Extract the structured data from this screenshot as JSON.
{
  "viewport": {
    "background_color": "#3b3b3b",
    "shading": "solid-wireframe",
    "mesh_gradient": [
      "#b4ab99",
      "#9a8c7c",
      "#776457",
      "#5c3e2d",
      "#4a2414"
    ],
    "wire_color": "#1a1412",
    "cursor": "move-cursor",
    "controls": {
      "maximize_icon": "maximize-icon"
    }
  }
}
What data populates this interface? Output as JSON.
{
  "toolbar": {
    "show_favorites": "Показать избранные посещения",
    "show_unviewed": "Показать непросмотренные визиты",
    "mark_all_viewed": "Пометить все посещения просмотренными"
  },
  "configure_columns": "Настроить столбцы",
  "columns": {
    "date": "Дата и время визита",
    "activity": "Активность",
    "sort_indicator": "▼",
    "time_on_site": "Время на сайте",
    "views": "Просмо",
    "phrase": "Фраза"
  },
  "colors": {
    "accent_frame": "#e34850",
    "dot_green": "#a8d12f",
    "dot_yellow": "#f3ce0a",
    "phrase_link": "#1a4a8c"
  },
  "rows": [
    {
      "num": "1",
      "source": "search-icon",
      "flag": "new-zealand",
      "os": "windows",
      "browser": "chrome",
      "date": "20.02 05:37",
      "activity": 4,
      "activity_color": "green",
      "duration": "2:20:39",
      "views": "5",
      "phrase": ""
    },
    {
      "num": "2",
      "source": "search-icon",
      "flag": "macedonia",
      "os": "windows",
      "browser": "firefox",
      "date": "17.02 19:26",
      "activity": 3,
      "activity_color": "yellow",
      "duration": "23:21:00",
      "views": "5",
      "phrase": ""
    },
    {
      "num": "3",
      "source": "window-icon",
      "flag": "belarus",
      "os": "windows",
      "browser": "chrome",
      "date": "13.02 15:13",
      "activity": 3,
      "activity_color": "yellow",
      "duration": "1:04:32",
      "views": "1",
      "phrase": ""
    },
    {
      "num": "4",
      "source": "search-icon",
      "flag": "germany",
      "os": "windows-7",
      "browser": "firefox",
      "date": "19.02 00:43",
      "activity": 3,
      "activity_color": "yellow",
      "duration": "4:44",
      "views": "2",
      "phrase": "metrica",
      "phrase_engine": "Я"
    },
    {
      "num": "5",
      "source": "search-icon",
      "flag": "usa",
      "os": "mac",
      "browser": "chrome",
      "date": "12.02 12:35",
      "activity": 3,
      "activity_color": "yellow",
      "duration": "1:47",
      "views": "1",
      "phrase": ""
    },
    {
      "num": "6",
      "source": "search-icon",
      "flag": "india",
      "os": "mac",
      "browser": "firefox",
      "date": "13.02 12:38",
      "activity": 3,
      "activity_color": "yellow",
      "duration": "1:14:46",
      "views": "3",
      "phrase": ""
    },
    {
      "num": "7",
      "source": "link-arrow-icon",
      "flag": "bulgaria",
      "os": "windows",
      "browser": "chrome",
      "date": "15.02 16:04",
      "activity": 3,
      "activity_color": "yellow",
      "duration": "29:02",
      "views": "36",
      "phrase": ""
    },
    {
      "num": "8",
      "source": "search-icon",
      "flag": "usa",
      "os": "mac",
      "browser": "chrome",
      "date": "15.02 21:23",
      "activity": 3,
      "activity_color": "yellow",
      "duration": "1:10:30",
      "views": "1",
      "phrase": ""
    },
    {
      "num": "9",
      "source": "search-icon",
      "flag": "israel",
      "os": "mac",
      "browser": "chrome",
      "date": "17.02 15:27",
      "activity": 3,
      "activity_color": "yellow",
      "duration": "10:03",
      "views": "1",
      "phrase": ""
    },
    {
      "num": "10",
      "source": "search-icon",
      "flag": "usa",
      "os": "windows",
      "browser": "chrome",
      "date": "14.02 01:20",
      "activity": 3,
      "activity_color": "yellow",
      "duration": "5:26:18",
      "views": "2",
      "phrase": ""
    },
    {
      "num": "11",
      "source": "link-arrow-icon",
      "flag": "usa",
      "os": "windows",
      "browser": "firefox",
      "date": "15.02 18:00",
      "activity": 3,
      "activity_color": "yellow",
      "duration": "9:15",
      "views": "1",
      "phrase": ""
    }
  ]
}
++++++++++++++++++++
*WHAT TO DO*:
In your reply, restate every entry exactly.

*YOUR SOLUTION*:
Extract the structured data from this screenshot as JSON.
{
  "viewport": {
    "background_color": "#3b3b3b",
    "shading": "solid-wireframe",
    "mesh_gradient": [
      "#b4ab99",
      "#9a8c7c",
      "#776457",
      "#5c3e2d",
      "#4a2414"
    ],
    "wire_color": "#1a1412",
    "cursor": "move-cursor",
    "controls": {
      "maximize_icon": "maximize-icon"
    }
  }
}
What data populates this interface? Output as JSON.
{
  "toolbar": {
    "show_favorites": "Показать избранные посещения",
    "show_unviewed": "Показать непросмотренные визиты",
    "mark_all_viewed": "Пометить все посещения просмотренными"
  },
  "configure_columns": "Настроить столбцы",
  "columns": {
    "date": "Дата и время визита",
    "activity": "Активность",
    "sort_indicator": "▼",
    "time_on_site": "Время на сайте",
    "views": "Просмо",
    "phrase": "Фраза"
  },
  "colors": {
    "accent_frame": "#e34850",
    "dot_green": "#a8d12f",
    "dot_yellow": "#f3ce0a",
    "phrase_link": "#1a4a8c"
  },
  "rows": [
    {
      "num": "1",
      "source": "search-icon",
      "flag": "new-zealand",
      "os": "windows",
      "browser": "chrome",
      "date": "20.02 05:37",
      "activity": 4,
      "activity_color": "green",
      "duration": "2:20:39",
      "views": "5",
      "phrase": ""
    },
    {
      "num": "2",
      "source": "search-icon",
      "flag": "macedonia",
      "os": "windows",
      "browser": "firefox",
      "date": "17.02 19:26",
      "activity": 3,
      "activity_color": "yellow",
      "duration": "23:21:00",
      "views": "5",
      "phrase": ""
    },
    {
      "num": "3",
      "source": "window-icon",
      "flag": "belarus",
      "os": "windows",
      "browser": "chrome",
      "date": "13.02 15:13",
      "activity": 3,
      "activity_color": "yellow",
      "duration": "1:04:32",
      "views": "1",
      "phrase": ""
    },
    {
      "num": "4",
      "source": "search-icon",
      "flag": "germany",
      "os": "windows-7",
      "browser": "firefox",
      "date": "19.02 00:43",
      "activity": 3,
      "activity_color": "yellow",
      "duration": "4:44",
      "views": "2",
      "phrase": "metrica",
      "phrase_engine": "Я"
    },
    {
      "num": "5",
      "source": "search-icon",
      "flag": "usa",
      "os": "mac",
      "browser": "chrome",
      "date": "12.02 12:35",
      "activity": 3,
      "activity_color": "yellow",
      "duration": "1:47",
      "views": "1",
      "phrase": ""
    },
    {
      "num": "6",
      "source": "search-icon",
      "flag": "india",
      "os": "mac",
      "browser": "firefox",
      "date": "13.02 12:38",
      "activity": 3,
      "activity_color": "yellow",
      "duration": "1:14:46",
      "views": "3",
      "phrase": ""
    },
    {
      "num": "7",
      "source": "link-arrow-icon",
      "flag": "bulgaria",
      "os": "windows",
      "browser": "chrome",
      "date": "15.02 16:04",
      "activity": 3,
      "activity_color": "yellow",
      "duration": "29:02",
      "views": "36",
      "phrase": ""
    },
    {
      "num": "8",
      "source": "search-icon",
      "flag": "usa",
      "os": "mac",
      "browser": "chrome",
      "date": "15.02 21:23",
      "activity": 3,
      "activity_color": "yellow",
      "duration": "1:10:30",
      "views": "1",
      "phrase": ""
    },
    {
      "num": "9",
      "source": "search-icon",
      "flag": "israel",
      "os": "mac",
      "browser": "chrome",
      "date": "17.02 15:27",
      "activity": 3,
      "activity_color": "yellow",
      "duration": "10:03",
      "views": "1",
      "phrase": ""
    },
    {
      "num": "10",
      "source": "search-icon",
      "flag": "usa",
      "os": "windows",
      "browser": "chrome",
      "date": "14.02 01:20",
      "activity": 3,
      "activity_color": "yellow",
      "duration": "5:26:18",
      "views": "2",
      "phrase": ""
    },
    {
      "num": "11",
      "source": "link-arrow-icon",
      "flag": "usa",
      "os": "windows",
      "browser": "firefox",
      "date": "15.02 18:00",
      "activity": 3,
      "activity_color": "yellow",
      "duration": "9:15",
      "views": "1",
      "phrase": ""
    }
  ]
}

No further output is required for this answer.